All I can say is -- good luck with that. Free agents may fill the void -- you say? It's possible, but it comes with a major catch or two -- no pun intended. A free agent has to WANT to come to Detroit. It's not like they can draft him. Which usually means one of two things. Either that player couldn't find a "contending" team that was interested in his services -- or he settled on the Lions for a big time money grab. Why else would somebody like Golden Tate leave a Super Bowl winning team in the beautiful city of Seattle, only to go to the historically woeful Lions in the crime and blight ridden cluster**** that remains Detroit?
Perhaps it will turn out to be a good thing for Matthew Stafford and the Lions. With Johnson gone, they'll be forced to develop other aspects of their game if they ever want a snowball's chance of becoming contenders. Then again, given all the other holes they have on their team, removing CJ could take them full circle. Didn't they go 0-16 in Johnson's first season?
Throw in a 90 year old heiress owner who hired her family "financial planner" as President of the franchise, and a guy who has freely admitted he knows nothing about the ways of the NFL. Add in a head coach who has a history of being a good lieutenant under other successful head coaches, but a failure when given the reins of command himself after a year or two.
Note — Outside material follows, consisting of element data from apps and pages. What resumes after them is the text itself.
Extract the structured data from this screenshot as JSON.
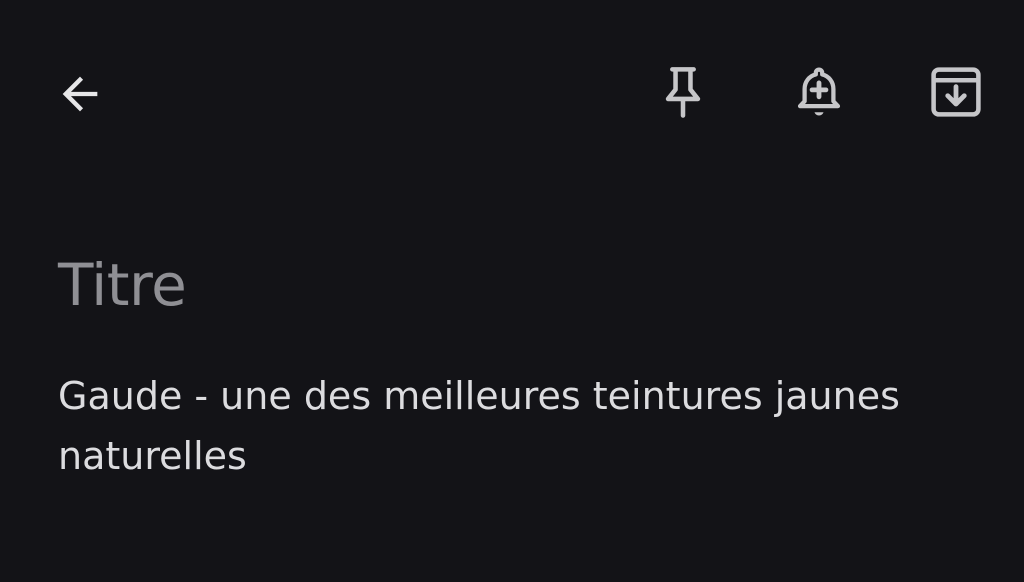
{
  "toolbar": {
    "back_icon": "arrow-left-icon",
    "pin_icon": "pin-icon",
    "reminder_icon": "bell-plus-icon",
    "archive_icon": "archive-icon",
    "icon_color": "#c6c6c9"
  },
  "note": {
    "title_placeholder": "Titre",
    "body_text": "Gaude - une des meilleures teintures jaunes naturelles"
  },
  "colors": {
    "background": "#131317",
    "placeholder": "#8f8f94",
    "text": "#dcdcdf"
  }
}
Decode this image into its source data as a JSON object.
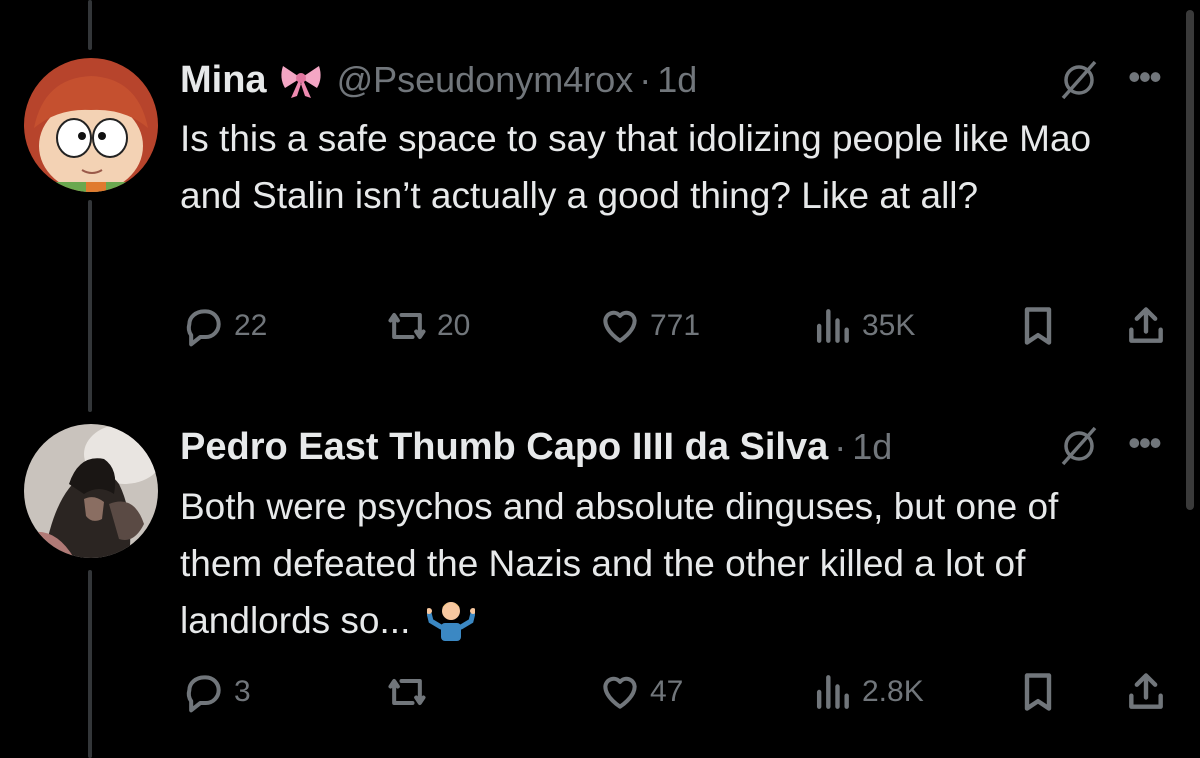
{
  "colors": {
    "background": "#000000",
    "text": "#e7e9ea",
    "muted": "#71767b",
    "thread_line": "#333639"
  },
  "tweets": [
    {
      "name": "Mina",
      "emoji_icon": "ribbon-bow-icon",
      "handle": "@Pseudonym4rox",
      "dot": "·",
      "time": "1d",
      "text": "Is this a safe space to say that idolizing people like Mao and Stalin isn’t actually a good thing? Like at all?",
      "replies": "22",
      "reposts": "20",
      "likes": "771",
      "views": "35K"
    },
    {
      "name": "Pedro East Thumb Capo IIII da Silva",
      "handle": "",
      "dot": "·",
      "time": "1d",
      "text": "Both were psychos and absolute dinguses, but one of them defeated the Nazis and the other killed a lot of landlords so...",
      "text_emoji_icon": "person-shrugging-icon",
      "replies": "3",
      "reposts": "",
      "likes": "47",
      "views": "2.8K"
    }
  ]
}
True, they recently lured one Bob Quinn away from the Patriots to serve as GM. On the bright side, he can't possibly be any worse than any the Lions have had in the past. Yet what was truly laughable was the Detroit media pundits saying Quinn was held in such high esteem by the legendary Bill Bellichick, he was even allowed in the draft room. Yeah? And probably so were other people bringing the brass sandwiches and 5 hour energy drinks. It merely meant they could keep their mouths shut. But in reality it hardly elevated the mighty Quinn to miracle working GM status -- especially as a rookie -- and more especially trying to mold a contender out of the historically sad-sack franchise that is the Lions. From top to bottom, they have oozed incompetence for well over a half century.
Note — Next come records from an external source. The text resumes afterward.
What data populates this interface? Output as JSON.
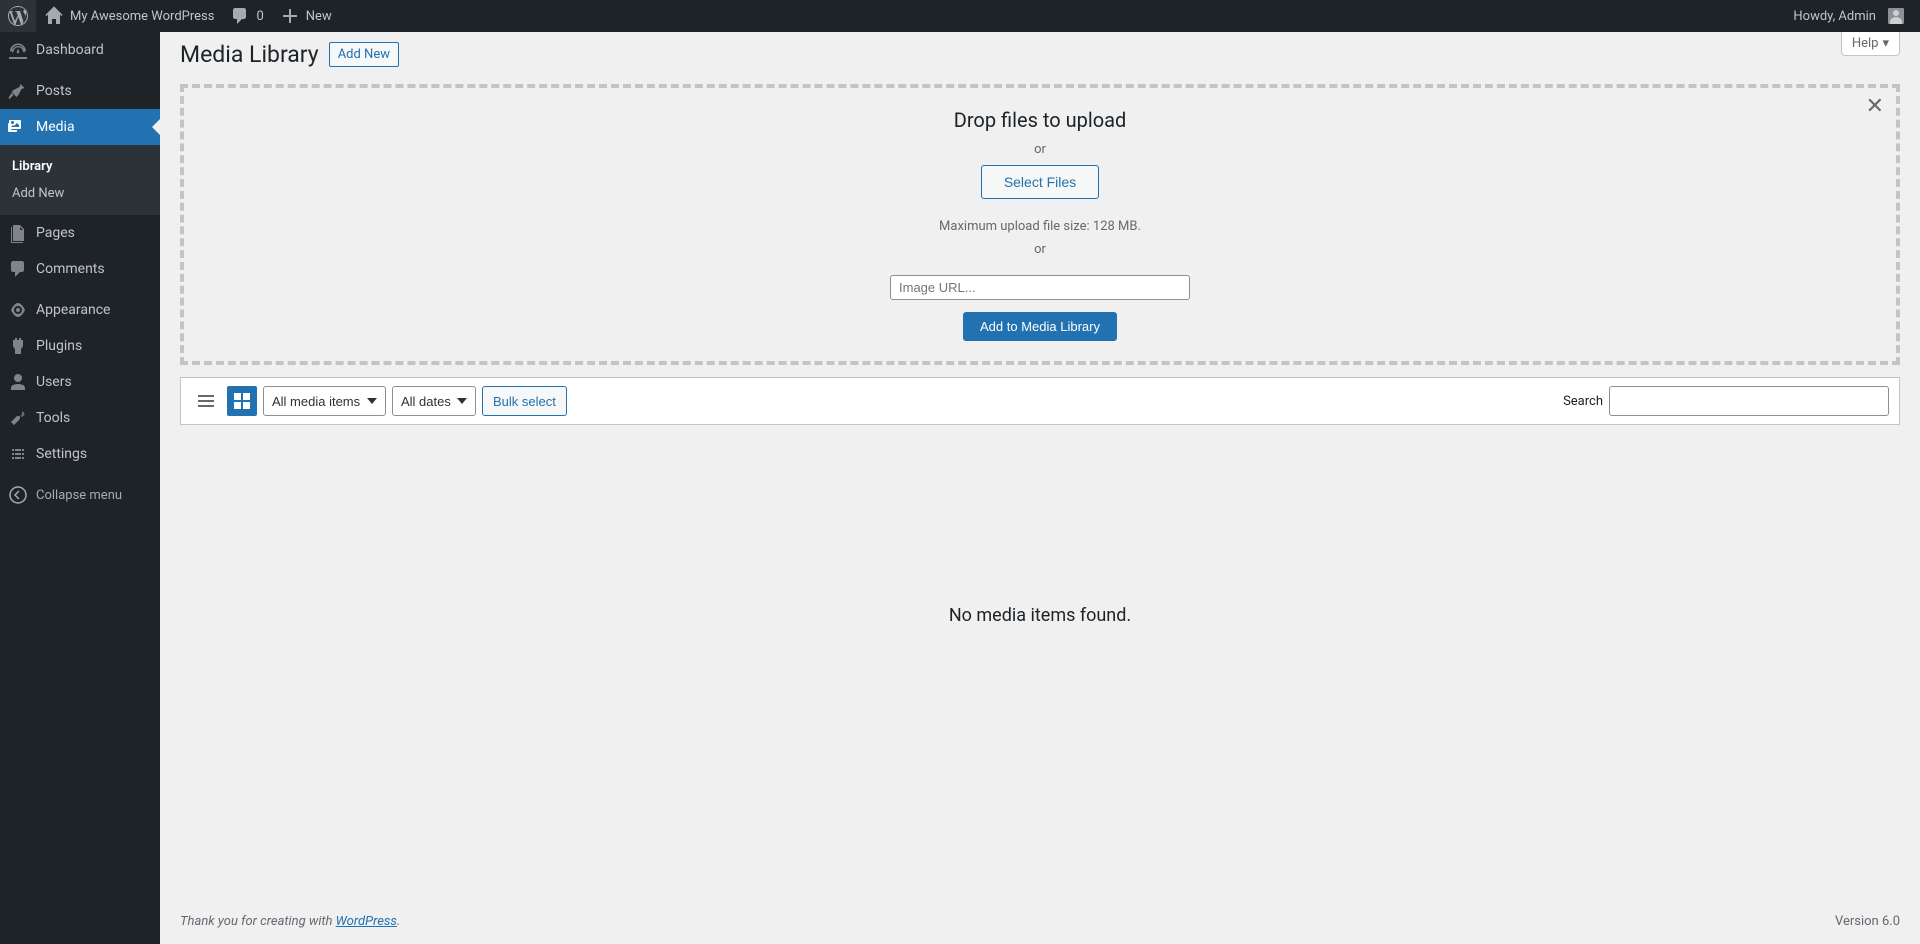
{
  "adminBar": {
    "siteName": "My Awesome WordPress",
    "commentsCount": "0",
    "newLabel": "New",
    "howdy": "Howdy, Admin"
  },
  "sidebar": {
    "dashboard": "Dashboard",
    "posts": "Posts",
    "media": "Media",
    "submenu": {
      "library": "Library",
      "addNew": "Add New"
    },
    "pages": "Pages",
    "comments": "Comments",
    "appearance": "Appearance",
    "plugins": "Plugins",
    "users": "Users",
    "tools": "Tools",
    "settings": "Settings",
    "collapse": "Collapse menu"
  },
  "header": {
    "title": "Media Library",
    "addNew": "Add New",
    "help": "Help"
  },
  "upload": {
    "dropTitle": "Drop files to upload",
    "or1": "or",
    "selectFiles": "Select Files",
    "maxSize": "Maximum upload file size: 128 MB.",
    "or2": "or",
    "urlPlaceholder": "Image URL...",
    "addToLibrary": "Add to Media Library"
  },
  "filters": {
    "mediaItems": "All media items",
    "dates": "All dates",
    "bulkSelect": "Bulk select",
    "searchLabel": "Search"
  },
  "emptyMessage": "No media items found.",
  "footer": {
    "thankYou": "Thank you for creating with ",
    "linkText": "WordPress",
    "period": ".",
    "version": "Version 6.0"
  }
}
Good luck, Bob. Yeah, you signed a multi-year contract for countless millions of guaranteed dollars, and you're pretty well financially set for life now. In a monetary sense, it surely beats being a fly on the wall in the Patriots' draft room. But this is the Detroit Lions you are attempting to make into a semi-respectable NFL franchise. The very same Lions that are arguably the sorriest franchise in the history of professional sports.
But incredibly, they still have a rabid fan base and the local media never seems to run out of the Honolulu blue and silver koolaid they peddle like crack dealers to the junkies. It's sad in a way, but entirely predictable. As they say, there just ain't no fixing stupid, and it has this nasty habit of passing itself down from one clueless generation to the next. SIXTY YEARS with a grand total of ONE playoff win is ample evidence the "duh" gene remains rampant in the bodies of Lions' fans that still think every year will be THE year. Super Bowl -- here we come. They might as well embark on a mission to the planet Jupiter in a hang glider. Let's just say the odds of ever saying "mission accomplished" are not good.
Nevertheless, here's wishing Calvin Johnson the best in wherever life takes him next. Hopefully, he gets far, far away from Detroit and the Lions. A truly good man deserves at least that much for what he has already sacrificed.
But I still think he made a tactical error with his retirement. There was a much better option likely available to him. More on that next time....